Here's the background on Thomson: He's 33 and a nine-year Major League veteran, compiling a 62-84 record and a 4.69 ERA in 214 career games, including 210 starts. After originally being selected by Colorado in the seventh round of the 1993 draft, he pitched for the Rockies (1997-2002), Mets (2002), Rangers (2003) and - get ready for this! - the Braves (2004-2006). His best season came in 2004 with Atlanta, when he went 14-8 with a 3.72 ERA in 33 starts, helping the Braves to the playoffs. His only season in the American League came in 2003 with Texas, when he tied for second in the league in starts (35), finished seventh in innings (217.0) and tied for seventh with three complete games.
It just goes to show that we must always be wary of speculating upon the depths of another man's soul. Who can guess what secret passions might boil beneath the calm surface of things over at Around the Horn in KC.

As for tonight's game, it'll be started -- as you know doubt already know -- by the man who brought Wednesday's classic to an abrupt end with his fifth pitch to Ryan Ludwick in the 14th inning. Interestingly, skipping away from Jorge de la Rosa (4-8, 5.33 ERA) for a second, Buddy Bell cited Royal passivity as the culprit behind the offensive shutdown in extra innings Wednesday night:

"We had an awful approach offensively all night long," said Kansas City manager Buddy Bell, whose club went scoreless over the final eight innings. "This is the big leagues and you've got to be aggressive up there. I'm not sure what we were doing."

What game was he watching?

Perhaps this is just a question of definitions, as "aggressive", especially in the world of jocktalk, can mean just about anything I suppose. Nevertheless, if Bell seems to think that the Royals were passive or overly patient at the plate, then I think he's mistaken.

Cardinal Pitchers in Ex. Innings Wed.

-Izzy: 8 batters faced, 41 total pitches (5.125 P/PA)
-Cate: 6 batters faced, 20 total pitches (3.333 P/PA)
-Wells: 8 batters faced, 30 total pitches (3.75 ERA)

That data for Wells is also including an intentional walk to Mark Teahen. In a 14 inning game started by Todd Wellemeyer, the Royals drew one non-intentional walk and struck out 11 times, so maybe he's trying in his own Buddy-way to complain about strikeouts. Still, I'm not sure what conception of aggressiveness is an answer here.
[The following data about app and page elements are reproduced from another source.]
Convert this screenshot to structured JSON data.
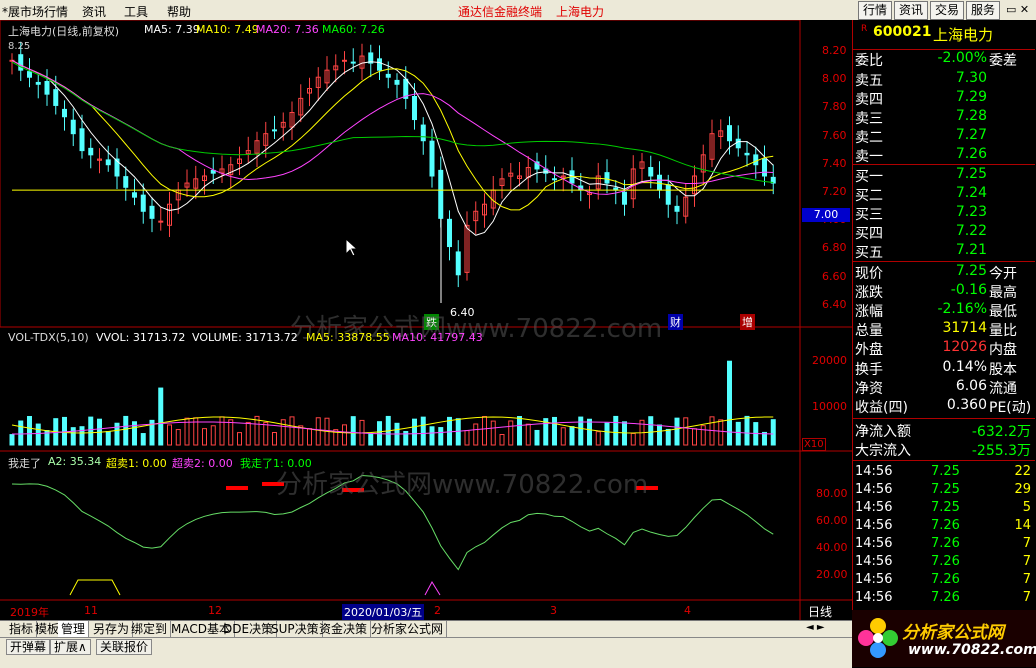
{
  "menubar": {
    "market_label": "*展市场行情",
    "menu": [
      "资讯",
      "工具",
      "帮助"
    ],
    "center": [
      "通达信金融终端",
      "上海电力"
    ],
    "right_buttons": [
      "行情",
      "资讯",
      "交易",
      "服务"
    ]
  },
  "header": {
    "title": "上海电力(日线,前复权)",
    "ma5": "MA5: 7.39",
    "ma10": "MA10: 7.49",
    "ma20": "MA20: 7.36",
    "ma60": "MA60: 7.26",
    "high_mark": "8.25",
    "low_mark": "6.40"
  },
  "price_axis": [
    "8.20",
    "8.00",
    "7.80",
    "7.60",
    "7.40",
    "7.20",
    "7.00",
    "6.80",
    "6.60",
    "6.40"
  ],
  "current_price_tag": "7.00",
  "event_marks": [
    "跌",
    "财",
    "增"
  ],
  "watermark": "分析家公式网www.70822.com",
  "volume": {
    "label": "VOL-TDX(5,10)",
    "vvol": "VVOL: 31713.72",
    "volume": "VOLUME: 31713.72",
    "ma5": "MA5: 33878.55",
    "ma10": "MA10: 41797.43",
    "axis": [
      "20000",
      "10000"
    ],
    "scale": "X10"
  },
  "indicator": {
    "name": "我走了",
    "a2": "A2: 35.34",
    "chaomai1": "超卖1: 0.00",
    "chaomai2": "超卖2: 0.00",
    "wozoule1": "我走了1: 0.00",
    "axis": [
      "80.00",
      "60.00",
      "40.00",
      "20.00"
    ]
  },
  "date_axis": {
    "labels": [
      "2019年",
      "11",
      "12",
      "2020/01/03/五",
      "2",
      "3",
      "4"
    ],
    "period": "日线"
  },
  "quote": {
    "code": "600021",
    "name": "上海电力",
    "weibi_label": "委比",
    "weibi": "-2.00%",
    "weicha_label": "委差",
    "asks": [
      {
        "label": "卖五",
        "price": "7.30"
      },
      {
        "label": "卖四",
        "price": "7.29"
      },
      {
        "label": "卖三",
        "price": "7.28"
      },
      {
        "label": "卖二",
        "price": "7.27"
      },
      {
        "label": "卖一",
        "price": "7.26"
      }
    ],
    "bids": [
      {
        "label": "买一",
        "price": "7.25"
      },
      {
        "label": "买二",
        "price": "7.24"
      },
      {
        "label": "买三",
        "price": "7.23"
      },
      {
        "label": "买四",
        "price": "7.22"
      },
      {
        "label": "买五",
        "price": "7.21"
      }
    ],
    "stats": [
      {
        "k": "现价",
        "v": "7.25",
        "k2": "今开",
        "c": "#00ff00"
      },
      {
        "k": "涨跌",
        "v": "-0.16",
        "k2": "最高",
        "c": "#00ff00"
      },
      {
        "k": "涨幅",
        "v": "-2.16%",
        "k2": "最低",
        "c": "#00ff00"
      },
      {
        "k": "总量",
        "v": "31714",
        "k2": "量比",
        "c": "#ffff00"
      },
      {
        "k": "外盘",
        "v": "12026",
        "k2": "内盘",
        "c": "#ff3333"
      }
    ],
    "stats2": [
      {
        "k": "换手",
        "v": "0.14%",
        "k2": "股本"
      },
      {
        "k": "净资",
        "v": "6.06",
        "k2": "流通"
      },
      {
        "k": "收益(四)",
        "v": "0.360",
        "k2": "PE(动)"
      }
    ],
    "flow": [
      {
        "k": "净流入额",
        "v": "-632.2万"
      },
      {
        "k": "大宗流入",
        "v": "-255.3万"
      }
    ],
    "ticks": [
      {
        "t": "14:56",
        "p": "7.25",
        "v": "22"
      },
      {
        "t": "14:56",
        "p": "7.25",
        "v": "29"
      },
      {
        "t": "14:56",
        "p": "7.25",
        "v": "5"
      },
      {
        "t": "14:56",
        "p": "7.26",
        "v": "14"
      },
      {
        "t": "14:56",
        "p": "7.26",
        "v": "7"
      },
      {
        "t": "14:56",
        "p": "7.26",
        "v": "7"
      },
      {
        "t": "14:56",
        "p": "7.26",
        "v": "7"
      },
      {
        "t": "14:56",
        "p": "7.26",
        "v": "7"
      }
    ]
  },
  "tabs": [
    "指标",
    "模板",
    "管理",
    "另存为",
    "绑定到",
    "MACD基本",
    "DDE决策",
    "SUP决策",
    "资金决策",
    "分析家公式网"
  ],
  "bottom_buttons": [
    "开弹幕",
    "扩展∧",
    "关联报价"
  ],
  "logo": {
    "title": "分析家公式网",
    "url": "www.70822.com"
  }
}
To return to tonight, the matter at hand is the question of George of the Rose's ability to be a functional major league starter. As Bob Dutton so wonderfully put it, Rosey's on a month-long slide from "reliable starter to ragamuffin". Meanwhile, the Brewers counter with our old league-average, robotically consistent friend Jeff Suppan (7-7, 4.69 ERA).

Incidentally, "ragamuffin" is a very old word. The earliest known usage is by Langland -- "ragomoffyn" actually -- in Piers Plowman back in 1393. While Langland was using the word to describe a demon, as a noun for "a ragged, dirty, disreputable man" ragamuffin shows up as early as 1581. In Dekker and Webster's The Famous History of Sir Thomas Wyatt (1607), we get the line "What set of Villaines are you, you perpetuall Ragamuffins?"
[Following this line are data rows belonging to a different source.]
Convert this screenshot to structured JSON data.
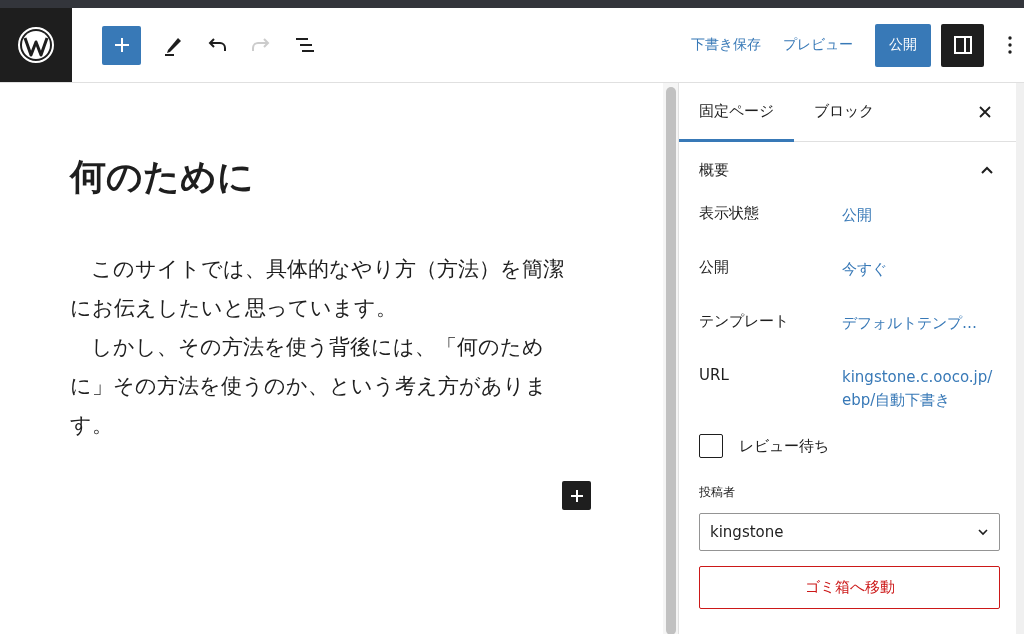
{
  "toolbar": {
    "save_draft": "下書き保存",
    "preview": "プレビュー",
    "publish": "公開",
    "settings_open": true
  },
  "editor": {
    "title": "何のために",
    "paragraphs": [
      "このサイトでは、具体的なやり方（方法）を簡潔にお伝えしたいと思っています。",
      "しかし、その方法を使う背後には、「何のために」その方法を使うのか、という考え方があります。"
    ]
  },
  "sidebar": {
    "tabs": [
      {
        "label": "固定ページ",
        "selected": true
      },
      {
        "label": "ブロック",
        "selected": false
      }
    ],
    "panel": {
      "title": "概要",
      "expanded": true,
      "rows": [
        {
          "label": "表示状態",
          "value": "公開"
        },
        {
          "label": "公開",
          "value": "今すぐ"
        },
        {
          "label": "テンプレート",
          "value": "デフォルトテンプ…"
        },
        {
          "label": "URL",
          "value": "kingstone.c.ooco.jp/ebp/自動下書き"
        }
      ],
      "review": {
        "label": "レビュー待ち",
        "checked": false
      },
      "author": {
        "label": "投稿者",
        "value": "kingstone"
      },
      "trash": "ゴミ箱へ移動"
    }
  }
}
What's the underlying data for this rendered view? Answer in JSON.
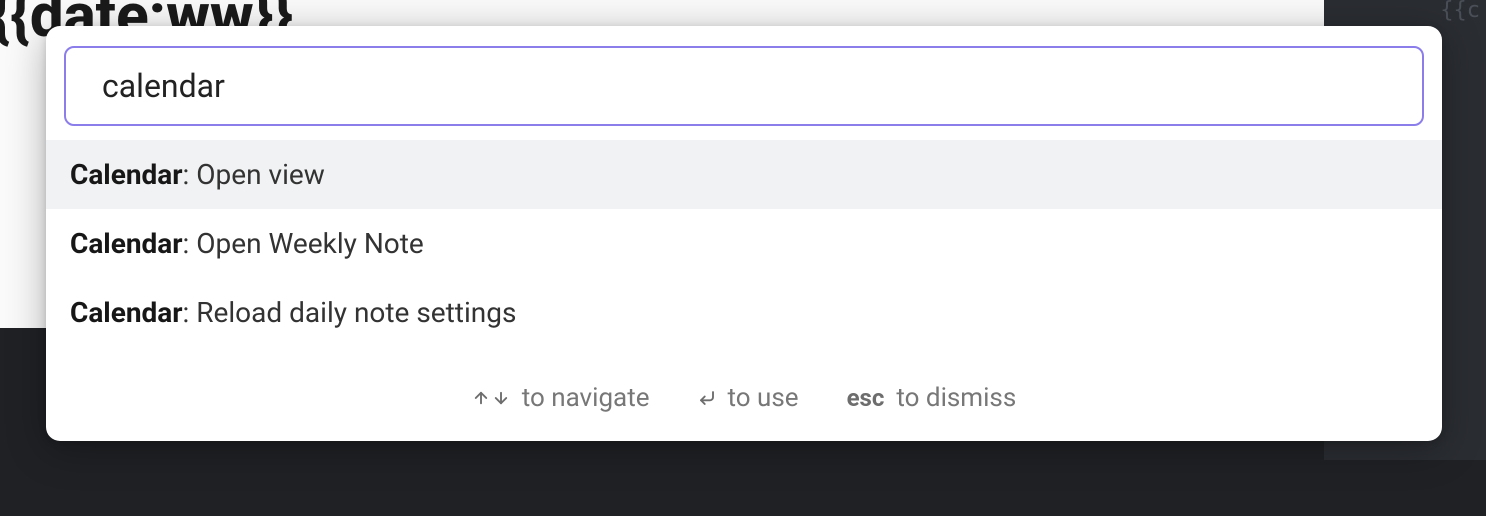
{
  "background": {
    "title_fragment": "Veek {{date:ww}}",
    "corner_fragment": "{{c"
  },
  "palette": {
    "search_value": "calendar",
    "results": [
      {
        "prefix": "Calendar",
        "rest": ": Open view",
        "selected": true
      },
      {
        "prefix": "Calendar",
        "rest": ": Open Weekly Note",
        "selected": false
      },
      {
        "prefix": "Calendar",
        "rest": ": Reload daily note settings",
        "selected": false
      }
    ],
    "hints": {
      "navigate": "to navigate",
      "use": "to use",
      "esc_key": "esc",
      "dismiss": "to dismiss"
    }
  }
}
Be us ragamuffins or not, clearly, we'll cherish our memories of tonight's game well into our dotages.